Do not be afraid to sell at good prices, analyst says
The extraordinary rally that has occurred in the grain market since August has been historic and, by some descriptions, epic.
There have been several variables that have come into play. When connecting the dots, the rationale behind the rally seems logical. Yet, many producers are lamenting the fact that they sold into the rally and are not participating to its full extent.
We believe this is normal human emotion.
To date, doing nothing may prove the most beneficial, and it is the riskiest. Would you really put your farm at risk by not selling at higher prices? If you sold into a rally, you kept your pay raise and shifted risk. This was likely the right thing to do at the time.
If you balanced your approach by reinvesting some dollars into call options, you are now working with call option capital, which still requires management. If you did not retain ownership, it is easy to beat yourself up and tell yourself you should not have sold. There is no point in doing this. The horse is out of the barn. Concentrate on what you can now control.
Focus on current market strategies and opportunities. Continue your efforts on the things that made you the success that you are.
From a marketing perspective, this means not being fearful to look ahead at 2021 (and even 2022) and make good decisions for that crop year. While new crop prices have not rallied at the same pace as old crop, they are offering substantial opportunity for producers to lock in good levels on a portion of their crop.
Let’s call these initial sales value sales. That is, they are sales that act as a pivot point. If these are the only action you take, early sales will act as a pully and lift your overall bottom line average. If they act as an anchor, it seems a good problem to have, as you will average higher than your initial sales.
Know the amount you want to sell up to. Most producers are probably happy selling 25% to 50% of expected production. Averaging into a higher price level has merit and keeps your business operation solvent. Also, take a few minutes to study how marketing tools work. For many farmers, purchasing call options in recent years to cover sales probably has not worked to the advantage they would like. Don’t focus on the past. Focus on a balanced approach and utilize call options to cover cash sales, or allow the call option to be a catalyst to make cash sales.
When bull markets end, they often do so in a violent fashion and begin a downtrend that lasts for a long time.

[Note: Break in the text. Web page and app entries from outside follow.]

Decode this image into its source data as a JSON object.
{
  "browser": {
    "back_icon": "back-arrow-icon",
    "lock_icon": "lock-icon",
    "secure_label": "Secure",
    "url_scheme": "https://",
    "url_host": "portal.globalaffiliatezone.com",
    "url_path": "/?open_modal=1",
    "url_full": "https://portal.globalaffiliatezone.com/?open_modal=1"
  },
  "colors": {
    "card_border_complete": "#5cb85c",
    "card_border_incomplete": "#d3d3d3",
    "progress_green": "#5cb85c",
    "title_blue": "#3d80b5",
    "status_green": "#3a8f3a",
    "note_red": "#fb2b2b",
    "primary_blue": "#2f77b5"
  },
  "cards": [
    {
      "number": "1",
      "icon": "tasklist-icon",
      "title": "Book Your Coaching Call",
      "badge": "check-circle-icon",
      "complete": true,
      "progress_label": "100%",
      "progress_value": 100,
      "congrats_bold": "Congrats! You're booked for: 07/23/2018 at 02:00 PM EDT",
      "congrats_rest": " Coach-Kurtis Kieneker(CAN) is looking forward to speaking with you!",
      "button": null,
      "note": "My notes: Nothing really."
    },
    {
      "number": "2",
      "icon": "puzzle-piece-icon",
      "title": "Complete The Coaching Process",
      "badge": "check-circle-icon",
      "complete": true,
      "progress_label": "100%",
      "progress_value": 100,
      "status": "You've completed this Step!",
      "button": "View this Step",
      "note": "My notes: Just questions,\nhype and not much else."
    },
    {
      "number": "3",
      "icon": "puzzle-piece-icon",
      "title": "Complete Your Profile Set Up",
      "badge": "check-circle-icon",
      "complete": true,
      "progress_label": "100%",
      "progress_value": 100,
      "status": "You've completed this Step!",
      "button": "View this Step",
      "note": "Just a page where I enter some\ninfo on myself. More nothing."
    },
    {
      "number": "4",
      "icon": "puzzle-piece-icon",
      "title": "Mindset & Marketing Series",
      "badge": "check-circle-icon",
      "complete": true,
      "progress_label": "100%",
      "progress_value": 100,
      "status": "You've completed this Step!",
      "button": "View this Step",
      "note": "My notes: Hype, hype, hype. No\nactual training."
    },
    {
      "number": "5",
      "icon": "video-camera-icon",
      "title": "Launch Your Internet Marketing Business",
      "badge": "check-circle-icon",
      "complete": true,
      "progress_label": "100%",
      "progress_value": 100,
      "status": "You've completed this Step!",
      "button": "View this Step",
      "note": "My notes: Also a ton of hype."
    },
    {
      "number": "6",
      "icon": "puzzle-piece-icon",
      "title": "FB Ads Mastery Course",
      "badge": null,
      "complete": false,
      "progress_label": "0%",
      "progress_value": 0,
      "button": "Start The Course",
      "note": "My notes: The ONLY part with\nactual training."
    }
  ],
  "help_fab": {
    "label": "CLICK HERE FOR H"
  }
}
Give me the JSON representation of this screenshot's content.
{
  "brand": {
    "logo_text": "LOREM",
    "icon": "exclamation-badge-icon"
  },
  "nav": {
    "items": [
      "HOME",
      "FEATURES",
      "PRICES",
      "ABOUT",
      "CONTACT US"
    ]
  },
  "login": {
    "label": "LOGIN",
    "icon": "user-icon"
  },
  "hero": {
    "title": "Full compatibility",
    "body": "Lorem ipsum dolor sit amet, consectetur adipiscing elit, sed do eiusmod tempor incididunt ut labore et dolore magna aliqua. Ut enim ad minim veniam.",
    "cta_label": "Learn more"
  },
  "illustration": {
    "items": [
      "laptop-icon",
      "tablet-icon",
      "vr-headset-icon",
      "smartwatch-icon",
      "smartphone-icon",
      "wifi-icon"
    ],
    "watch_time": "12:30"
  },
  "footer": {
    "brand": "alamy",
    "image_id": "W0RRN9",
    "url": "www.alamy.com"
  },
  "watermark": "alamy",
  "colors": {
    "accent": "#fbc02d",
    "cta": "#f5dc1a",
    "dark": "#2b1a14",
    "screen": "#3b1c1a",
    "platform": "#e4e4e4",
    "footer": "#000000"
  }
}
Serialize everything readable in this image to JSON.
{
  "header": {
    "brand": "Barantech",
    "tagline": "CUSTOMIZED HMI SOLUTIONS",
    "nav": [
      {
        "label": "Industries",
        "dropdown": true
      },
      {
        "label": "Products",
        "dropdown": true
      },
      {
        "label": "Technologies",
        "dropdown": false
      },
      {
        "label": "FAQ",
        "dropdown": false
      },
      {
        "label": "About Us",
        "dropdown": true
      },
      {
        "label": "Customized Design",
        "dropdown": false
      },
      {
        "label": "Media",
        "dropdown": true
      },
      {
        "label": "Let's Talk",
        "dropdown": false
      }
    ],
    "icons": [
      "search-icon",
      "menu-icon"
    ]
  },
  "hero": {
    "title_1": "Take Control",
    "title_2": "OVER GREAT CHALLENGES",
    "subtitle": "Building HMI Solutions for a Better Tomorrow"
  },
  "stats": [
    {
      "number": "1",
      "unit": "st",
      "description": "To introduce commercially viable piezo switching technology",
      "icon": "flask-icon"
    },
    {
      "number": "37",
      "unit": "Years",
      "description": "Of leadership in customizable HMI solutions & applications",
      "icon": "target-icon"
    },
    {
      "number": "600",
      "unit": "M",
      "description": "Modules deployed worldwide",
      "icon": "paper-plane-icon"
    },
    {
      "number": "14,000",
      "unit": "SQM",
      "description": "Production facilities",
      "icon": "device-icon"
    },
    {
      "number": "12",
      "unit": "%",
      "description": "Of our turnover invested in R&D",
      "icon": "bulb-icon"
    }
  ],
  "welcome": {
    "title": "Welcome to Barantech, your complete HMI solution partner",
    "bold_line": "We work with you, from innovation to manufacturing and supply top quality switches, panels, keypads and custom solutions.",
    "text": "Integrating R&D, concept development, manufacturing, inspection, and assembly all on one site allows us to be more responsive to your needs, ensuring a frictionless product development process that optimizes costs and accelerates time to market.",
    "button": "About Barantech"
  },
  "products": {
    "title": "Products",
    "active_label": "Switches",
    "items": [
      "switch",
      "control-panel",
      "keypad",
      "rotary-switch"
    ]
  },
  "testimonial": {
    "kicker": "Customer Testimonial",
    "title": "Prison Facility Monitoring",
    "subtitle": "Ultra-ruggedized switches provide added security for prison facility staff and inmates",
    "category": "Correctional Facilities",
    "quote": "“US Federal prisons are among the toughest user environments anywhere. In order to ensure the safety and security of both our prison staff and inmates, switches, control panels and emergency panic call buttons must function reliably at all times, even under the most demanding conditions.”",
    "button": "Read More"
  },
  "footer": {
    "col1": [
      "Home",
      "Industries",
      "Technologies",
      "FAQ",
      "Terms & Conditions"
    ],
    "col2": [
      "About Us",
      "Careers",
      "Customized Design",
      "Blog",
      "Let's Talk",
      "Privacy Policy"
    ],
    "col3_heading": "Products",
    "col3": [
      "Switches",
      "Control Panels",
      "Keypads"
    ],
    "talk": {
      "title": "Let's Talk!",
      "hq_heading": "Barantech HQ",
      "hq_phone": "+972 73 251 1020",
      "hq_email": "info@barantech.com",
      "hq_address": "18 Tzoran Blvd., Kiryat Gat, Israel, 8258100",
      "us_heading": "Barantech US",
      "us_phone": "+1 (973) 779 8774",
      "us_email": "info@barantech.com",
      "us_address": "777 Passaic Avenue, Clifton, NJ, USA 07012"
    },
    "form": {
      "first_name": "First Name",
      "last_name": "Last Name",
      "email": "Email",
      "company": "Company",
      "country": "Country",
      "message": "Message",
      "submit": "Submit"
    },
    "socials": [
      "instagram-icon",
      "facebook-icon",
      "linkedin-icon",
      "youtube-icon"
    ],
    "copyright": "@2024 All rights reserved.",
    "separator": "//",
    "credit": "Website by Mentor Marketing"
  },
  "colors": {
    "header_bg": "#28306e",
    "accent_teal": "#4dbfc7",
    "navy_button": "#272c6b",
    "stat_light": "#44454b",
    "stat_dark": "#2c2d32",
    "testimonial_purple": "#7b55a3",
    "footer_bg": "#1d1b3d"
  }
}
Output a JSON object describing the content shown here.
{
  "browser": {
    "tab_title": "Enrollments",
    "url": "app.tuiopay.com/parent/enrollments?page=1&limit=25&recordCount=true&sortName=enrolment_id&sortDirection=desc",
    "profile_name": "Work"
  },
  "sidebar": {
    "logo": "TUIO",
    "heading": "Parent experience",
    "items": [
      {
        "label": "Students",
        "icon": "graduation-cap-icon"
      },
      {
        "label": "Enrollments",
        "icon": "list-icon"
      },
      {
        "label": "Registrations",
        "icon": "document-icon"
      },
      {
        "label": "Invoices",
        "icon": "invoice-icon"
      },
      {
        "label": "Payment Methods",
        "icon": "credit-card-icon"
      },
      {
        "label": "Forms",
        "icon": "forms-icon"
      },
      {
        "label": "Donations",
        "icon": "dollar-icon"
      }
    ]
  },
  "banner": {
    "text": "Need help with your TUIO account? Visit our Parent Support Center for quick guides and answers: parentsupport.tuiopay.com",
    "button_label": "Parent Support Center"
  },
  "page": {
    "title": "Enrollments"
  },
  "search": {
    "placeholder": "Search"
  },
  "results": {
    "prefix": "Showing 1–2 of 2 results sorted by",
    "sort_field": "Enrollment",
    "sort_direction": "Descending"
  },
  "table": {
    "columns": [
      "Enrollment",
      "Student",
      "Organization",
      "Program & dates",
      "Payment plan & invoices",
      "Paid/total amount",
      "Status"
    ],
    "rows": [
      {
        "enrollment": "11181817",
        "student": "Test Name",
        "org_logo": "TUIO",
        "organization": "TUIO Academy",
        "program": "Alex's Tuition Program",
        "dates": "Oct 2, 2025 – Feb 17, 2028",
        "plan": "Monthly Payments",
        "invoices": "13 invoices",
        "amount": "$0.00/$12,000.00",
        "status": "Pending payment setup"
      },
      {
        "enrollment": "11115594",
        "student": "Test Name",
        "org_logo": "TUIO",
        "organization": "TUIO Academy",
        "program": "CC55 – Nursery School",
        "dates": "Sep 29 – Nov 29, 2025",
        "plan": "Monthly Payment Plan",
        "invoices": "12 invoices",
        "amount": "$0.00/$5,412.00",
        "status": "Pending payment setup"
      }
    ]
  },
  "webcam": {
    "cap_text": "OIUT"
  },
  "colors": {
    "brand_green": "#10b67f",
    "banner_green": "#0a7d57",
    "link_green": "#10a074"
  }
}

Have a conversation with your market adviser on which tools may be best suited for you. Do not spend time trying to analyze why options are priced where they are. The marketplace will price options based on volatility, time value, and proximity to futures.
Spending more money on put or call option premium is expected in a more volatile market. If you want to be more advanced in your approach, talk to your adviser about other alternatives that could be cost-saving such as bull call spreads, bear put spreads, or fence strategies. Every strategy has different risks, objectives, and cost. Whatever tools you use, make sure you have a full understanding and appreciation for how they work – the expectations as well as risk potential.
2021 looks to be a promising year, so take advantage. Do not be afraid to sell at good prices. If you’re wrong, it only means prices get better and you average your net farm price to a higher level.
If you have comments, questions, or suggestions, contact Bryan Doherty at Total Farm Marketing. You can reach him at 1-800-TOP-FARM, extension 300.
Futures trading is not for everyone. The risk of loss in trading is substantial. Therefore, carefully consider whether such trading is suitable for you in light of your financial condition. Past performance is not necessarily indicative of future results.